(Collection entries)
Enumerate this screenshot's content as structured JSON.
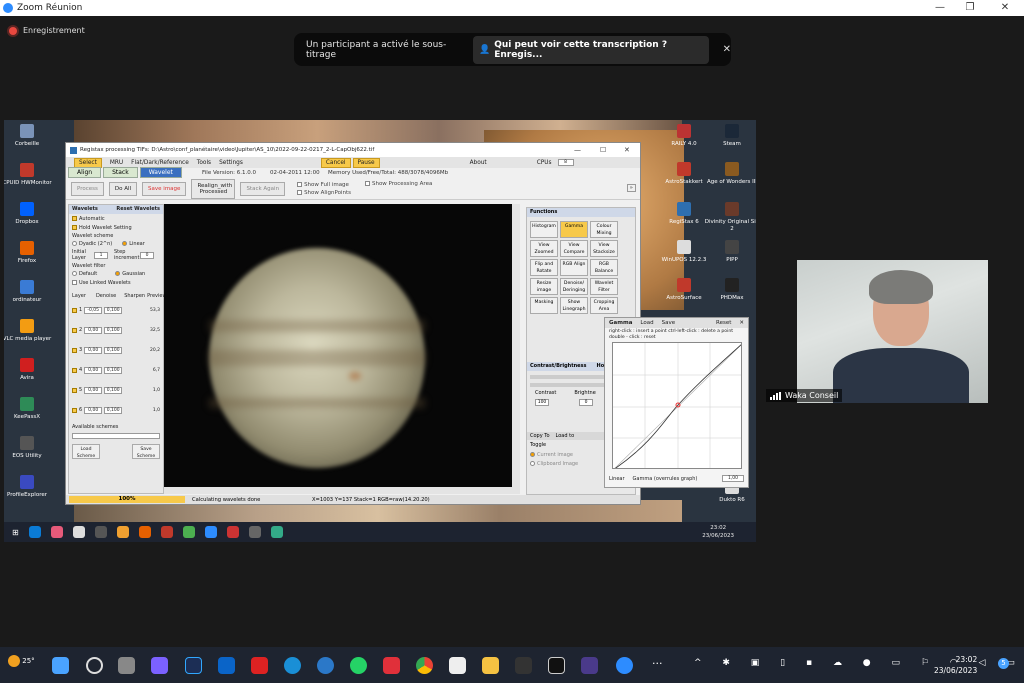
{
  "zoom": {
    "title": "Zoom Réunion",
    "recording": "Enregistrement",
    "notification": "Un participant a activé le sous-titrage",
    "notification_button": "Qui peut voir cette transcription ? Enregis...",
    "participant_name": "Waka Conseil"
  },
  "desktop_icons": [
    {
      "label": "Corbeille",
      "color": "#7a93b8"
    },
    {
      "label": "CPUID HWMonitor",
      "color": "#c0392b"
    },
    {
      "label": "Dropbox",
      "color": "#0061fe"
    },
    {
      "label": "Firefox",
      "color": "#e66000"
    },
    {
      "label": "ordinateur",
      "color": "#3a7bd5"
    },
    {
      "label": "VLC media player",
      "color": "#f39c12"
    },
    {
      "label": "Avira",
      "color": "#d01f1f"
    },
    {
      "label": "KeePassX",
      "color": "#2e8b57"
    },
    {
      "label": "EOS Utility",
      "color": "#555"
    },
    {
      "label": "ProfileExplorer",
      "color": "#3a4ac0"
    }
  ],
  "desktop_icons_right": [
    {
      "label": "RAILY 4.0",
      "color": "#b33"
    },
    {
      "label": "Steam",
      "color": "#1b2838"
    },
    {
      "label": "AstroStakkert",
      "color": "#c0392b"
    },
    {
      "label": "Age of Wonders III",
      "color": "#8a5a20"
    },
    {
      "label": "RegiStax 6",
      "color": "#2e6fb0"
    },
    {
      "label": "Divinity Original Sin 2",
      "color": "#6a3a2a"
    },
    {
      "label": "WinUPOS 12.2.3",
      "color": "#ddd"
    },
    {
      "label": "PIPP",
      "color": "#444"
    },
    {
      "label": "AstroSurface",
      "color": "#c0392b"
    },
    {
      "label": "PHDMax",
      "color": "#222"
    },
    {
      "label": "Dukto R6",
      "color": "#ddd"
    }
  ],
  "registax": {
    "title": "Registax processing TIFs: D:\\Astro\\conf_planétaire\\video\\Jupiter\\AS_10\\2022-09-22-0217_2-L-CapObj622.tif",
    "menu": [
      "Select",
      "MRU",
      "Flat/Dark/Reference",
      "Tools",
      "Settings",
      "Cancel",
      "Pause",
      "About",
      "CPUs"
    ],
    "cpus": "8",
    "tabs": [
      "Align",
      "Stack",
      "Wavelet"
    ],
    "file_version": "File Version: 6.1.0.0",
    "date": "02-04-2011 12:00",
    "memory": "Memory Used/Free/Total: 488/3078/4096Mb",
    "toolbar": [
      "Process",
      "Do All",
      "Save image",
      "Realign_with Processed",
      "Stack Again",
      "Show Full image",
      "Show Processing Area",
      "Show AlignPoints"
    ],
    "wavelets": {
      "header": "Wavelets",
      "reset": "Reset Wavelets",
      "automatic": "Automatic",
      "hold": "Hold Wavelet Setting",
      "scheme_label": "Wavelet scheme",
      "dyadic": "Dyadic (2^n)",
      "linear": "Linear",
      "initial_layer_label": "Initial Layer",
      "initial_layer": "1",
      "step_label": "Step increment",
      "step": "0",
      "filter_label": "Wavelet filter",
      "default": "Default",
      "gaussian": "Gaussian",
      "linked": "Use Linked Wavelets",
      "layer": "Layer",
      "denoise": "Denoise",
      "sharpen": "Sharpen",
      "preview": "Preview",
      "layers": [
        {
          "n": "1",
          "d": "-0,05",
          "s": "0,100",
          "p": "53,3"
        },
        {
          "n": "2",
          "d": "0,00",
          "s": "0,100",
          "p": "32,5"
        },
        {
          "n": "3",
          "d": "0,00",
          "s": "0,100",
          "p": "20,2"
        },
        {
          "n": "4",
          "d": "0,00",
          "s": "0,100",
          "p": "6,7"
        },
        {
          "n": "5",
          "d": "0,00",
          "s": "0,100",
          "p": "1,0"
        },
        {
          "n": "6",
          "d": "0,00",
          "s": "0,100",
          "p": "1,0"
        }
      ],
      "available": "Available schemes",
      "load": "Load Scheme",
      "save": "Save Scheme"
    },
    "functions": {
      "header": "Functions",
      "buttons": [
        "Histogram",
        "Gamma",
        "Colour Mixing",
        "View Zoomed",
        "View Compare",
        "View Stacksize",
        "Flip and Rotate",
        "RGB Align",
        "RGB Balance",
        "Resize image",
        "Denoise/ Deringing",
        "Wavelet Filter",
        "Masking",
        "Show Linegraph",
        "Cropping Area"
      ],
      "contrast_header": "Contrast/Brightness",
      "hold": "Hold",
      "contrast": "Contrast",
      "contrast_val": "100",
      "brightness": "Brightne",
      "brightness_val": "0",
      "copy_to": "Copy To",
      "load_to": "Load to",
      "toggle": "Toggle",
      "current": "Current image",
      "clipboard": "Clipboard Image"
    },
    "status": {
      "progress": "100%",
      "progress_value": 1.0,
      "msg": "Calculating wavelets done",
      "coords": "X=1003 Y=137 Stack=1 RGB=raw(14.20.20)"
    }
  },
  "gamma": {
    "title": "Gamma",
    "load": "Load",
    "save": "Save",
    "reset": "Reset",
    "help1": "right-click : insert a point   ctrl-left-click : delete a point",
    "help2": "double - click : reset",
    "linear": "Linear",
    "overrules": "Gamma (overrules graph)",
    "value": "1,00"
  },
  "inner_clock": {
    "time": "23:02",
    "date": "23/06/2023"
  },
  "taskbar": {
    "temp": "25°",
    "time": "23:02",
    "date": "23/06/2023",
    "badge": "5"
  }
}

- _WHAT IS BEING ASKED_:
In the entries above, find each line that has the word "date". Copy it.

- _RESPONSE_:
    "date": "02-04-2011 12:00",
    "date": "23/06/2023"
    "date": "23/06/2023",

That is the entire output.